How can this happen?  Well, philosopher John Searle's "Chinese room" argument may help in this regard.  Suppose a man who knows no Chinese is nevertheless in a room with a computer library of every conceivable question one can ask in Chinese, along with the appropriate answers that will convince a Chinese interrogator outside the room that the entity inside the room is conscious.  All the man in the room does is take the Chinese questions slipped under the door, use his computer to look up the answers, and send the answers (in Chinese) back to the Chinese questioner on the other side of the door.  To the questioner, it looks like there's somebody who is conscious inside the room.  But a reference library can't be conscious, even if it's computerized, and the only candidate for consciousness inside the room—the man using the computer—can't read Chinese, and so he isn't conscious of the interchange either.  According to Tononi, every AI program running on a conventionally designed computer is just like the man in the Chinese room—maybe it looks conscious from the outside, but its structure keeps it from ever being conscious.
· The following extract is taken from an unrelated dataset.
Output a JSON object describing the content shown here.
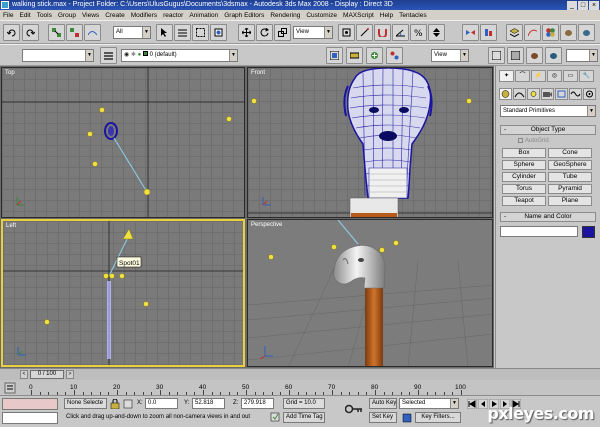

On the other hand, Tononi says that the human brain—specifically the cerebral cortex—has just the kind of interconnections and ability to change its own form that is needed to realize consciousness.  That's good news, certainly, but along with that reassurance comes a more profound implication of IIT:  the possibility of making machines whose consciousness would not only be evident to those outside, but could be proven mathematically.

Here we get into some really deep waters.  IIT is by no means universally accepted in the neuroscience community.  As one might expect, it's rather unpopular among AI workers who either think consciousness is an illusion, or that brains and computers are basically the same thing and consciousness is just a matter of degree rather than a difference in kind. 
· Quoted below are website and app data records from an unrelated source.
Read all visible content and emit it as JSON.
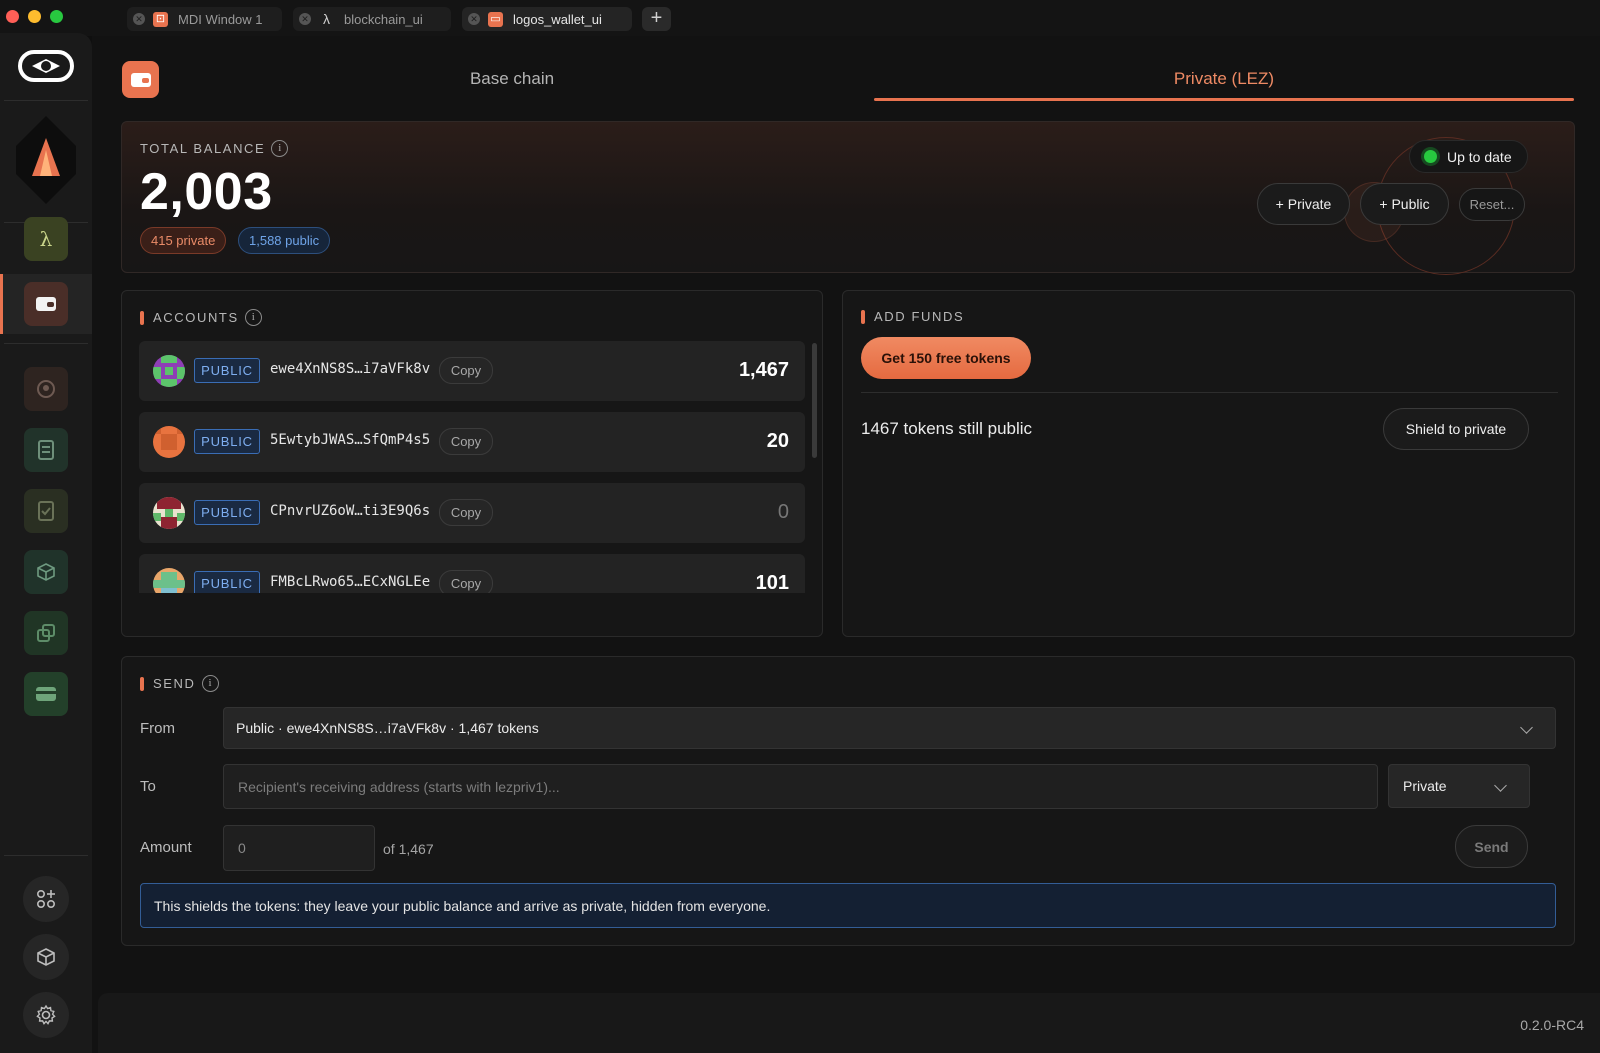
{
  "tabs": [
    {
      "label": "MDI Window 1",
      "icon": "logos-app-icon"
    },
    {
      "label": "blockchain_ui",
      "icon": "lambda-icon"
    },
    {
      "label": "logos_wallet_ui",
      "icon": "wallet-icon"
    }
  ],
  "nav": {
    "base_chain": "Base chain",
    "private": "Private (LEZ)"
  },
  "balance": {
    "label": "TOTAL BALANCE",
    "amount": "2,003",
    "private_pill": "415 private",
    "public_pill": "1,588 public",
    "status": "Up to date",
    "add_private": "+ Private",
    "add_public": "+ Public",
    "reset": "Reset..."
  },
  "accounts": {
    "title": "ACCOUNTS",
    "copy_label": "Copy",
    "items": [
      {
        "type": "PUBLIC",
        "address": "ewe4XnNS8S…i7aVFk8v",
        "balance": "1,467"
      },
      {
        "type": "PUBLIC",
        "address": "5EwtybJWAS…SfQmP4s5",
        "balance": "20"
      },
      {
        "type": "PUBLIC",
        "address": "CPnvrUZ6oW…ti3E9Q6s",
        "balance": "0"
      },
      {
        "type": "PUBLIC",
        "address": "FMBcLRwo65…ECxNGLEe",
        "balance": "101"
      }
    ]
  },
  "funds": {
    "title": "ADD FUNDS",
    "faucet_button": "Get 150 free tokens",
    "public_notice": "1467 tokens still public",
    "shield_button": "Shield to private"
  },
  "send": {
    "title": "SEND",
    "from_label": "From",
    "from_value": "Public · ewe4XnNS8S…i7aVFk8v · 1,467 tokens",
    "to_label": "To",
    "to_placeholder": "Recipient's receiving address (starts with lezpriv1)...",
    "to_mode": "Private",
    "amount_label": "Amount",
    "amount_value": "0",
    "amount_of": "of 1,467",
    "send_button": "Send",
    "notice": "This shields the tokens: they leave your public balance and arrive as private, hidden from everyone."
  },
  "version": "0.2.0-RC4",
  "colors": {
    "accent": "#e8734f",
    "public": "#3a6db5",
    "status_ok": "#27c93f"
  }
}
But suppose that Tononi's theory is basically correct, and we get to the point where we can take a look at a given physical system, whether it's a brain, a computer, or some as-yet-uninvented future artifact, and measure its potential to be conscious rather like you can measure a computer's clock speed today.  In an article co-written with Christof Koch in the June 2017 IEEE Spectrum, Tononi concludes that "Such a neuromorphic machine, if highly conscious, would then have intrinsic rights, in particular the right to its own life and well-being.  In that case, society would have to learn to share the world with its own creations." 

In a sense, we've been doing exactly that all along—ask any new parent how it's going.  But Tononi's "creation" isn't another human—it would be some kind of machine, broadly speaking, whose consciousness would be verified by IIT.  There has been talk about robot rights for some years, fortunately so far entirely on the hypothetical level.  But if Tononi's theory comes to be more widely accepted and turns out to do what he claims it will do, we may some day face the question of how to treat entities (I can't think of another word) that seem to be as alive as you or me, but depend for their "lives" on Pacific Gas and Electric, not the grocery store.  

Well, I don't have a good answer to that one, except that we're a long way from that consummation.  People are trying to design intelligent computers that are actually built the way the brain is built, but they're way behind the usual AI approach of programming and simulating neural networks on regular computer hardware.  If Tononi is right, the conventional AI approach leads only to what I was pretty sure was the case all along—a fancy adding machine that can talk and act like a person, but is in fact just a bunch of hardware.  But if we ever build a machine that not only acts conscious, but is conscious according to IIT, well, let's worry about that when it happens.

Sources:  Christof Koch and Giulio Tononi's article "Can We Quantify Machine Consciousness?" appeared on pp. 65-69 of the June 2017 issue of IEEE Spectrum, and is also available online at http://spectrum.ieee.org/computing/hardware/can-we-quantify-machine-consciousness.  I also referred to the Wikipedia article on integrated information theory and the Scholarpedia article at http://www.scholarpedia.org/article/Integrated_information_theory.